What needs to be done:
If a line in the records below holds the word "Racecards", copy it.
--- Source records Enclosed Below ---
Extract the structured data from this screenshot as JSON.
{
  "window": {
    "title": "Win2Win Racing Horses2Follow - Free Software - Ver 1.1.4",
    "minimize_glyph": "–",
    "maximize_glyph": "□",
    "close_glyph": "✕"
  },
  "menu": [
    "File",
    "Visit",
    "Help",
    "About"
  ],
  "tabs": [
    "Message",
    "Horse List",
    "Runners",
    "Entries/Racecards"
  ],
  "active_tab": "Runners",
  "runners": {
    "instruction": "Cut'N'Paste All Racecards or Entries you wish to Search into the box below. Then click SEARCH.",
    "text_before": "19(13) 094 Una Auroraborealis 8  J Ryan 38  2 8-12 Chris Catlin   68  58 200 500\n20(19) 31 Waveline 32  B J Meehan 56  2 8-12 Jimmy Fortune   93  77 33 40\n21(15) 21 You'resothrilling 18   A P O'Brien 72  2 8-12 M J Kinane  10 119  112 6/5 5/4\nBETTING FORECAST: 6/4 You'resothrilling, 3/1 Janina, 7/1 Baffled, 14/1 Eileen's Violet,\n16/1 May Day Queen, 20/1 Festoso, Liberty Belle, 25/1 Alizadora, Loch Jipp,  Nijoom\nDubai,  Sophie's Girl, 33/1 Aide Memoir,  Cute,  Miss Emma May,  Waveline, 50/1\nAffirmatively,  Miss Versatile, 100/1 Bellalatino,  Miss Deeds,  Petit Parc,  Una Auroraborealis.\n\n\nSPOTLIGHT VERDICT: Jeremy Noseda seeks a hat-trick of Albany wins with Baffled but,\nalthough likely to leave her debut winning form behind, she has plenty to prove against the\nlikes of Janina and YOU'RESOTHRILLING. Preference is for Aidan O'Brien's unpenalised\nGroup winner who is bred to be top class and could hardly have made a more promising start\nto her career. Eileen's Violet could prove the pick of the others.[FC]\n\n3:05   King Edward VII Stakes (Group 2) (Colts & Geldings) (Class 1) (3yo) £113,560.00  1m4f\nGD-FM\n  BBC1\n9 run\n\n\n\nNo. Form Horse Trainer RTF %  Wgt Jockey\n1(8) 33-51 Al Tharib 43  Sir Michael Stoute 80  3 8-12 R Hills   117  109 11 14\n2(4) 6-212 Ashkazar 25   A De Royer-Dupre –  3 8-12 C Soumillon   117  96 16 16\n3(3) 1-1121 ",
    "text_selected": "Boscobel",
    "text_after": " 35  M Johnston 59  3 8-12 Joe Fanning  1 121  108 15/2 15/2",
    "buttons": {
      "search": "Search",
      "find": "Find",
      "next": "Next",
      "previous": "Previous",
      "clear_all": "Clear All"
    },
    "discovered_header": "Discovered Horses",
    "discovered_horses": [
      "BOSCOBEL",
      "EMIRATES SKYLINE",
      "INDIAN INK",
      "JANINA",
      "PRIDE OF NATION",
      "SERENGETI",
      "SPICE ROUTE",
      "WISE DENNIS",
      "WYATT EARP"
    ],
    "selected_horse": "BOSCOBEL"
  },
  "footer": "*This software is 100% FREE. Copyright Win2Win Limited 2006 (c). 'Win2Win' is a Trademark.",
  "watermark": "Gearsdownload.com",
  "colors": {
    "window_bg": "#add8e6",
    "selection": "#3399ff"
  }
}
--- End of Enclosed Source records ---
Solution to this problem:
    "Entries/Racecards"
    "instruction": "Cut'N'Paste All Racecards or Entries you wish to Search into the box below. Then click SEARCH.",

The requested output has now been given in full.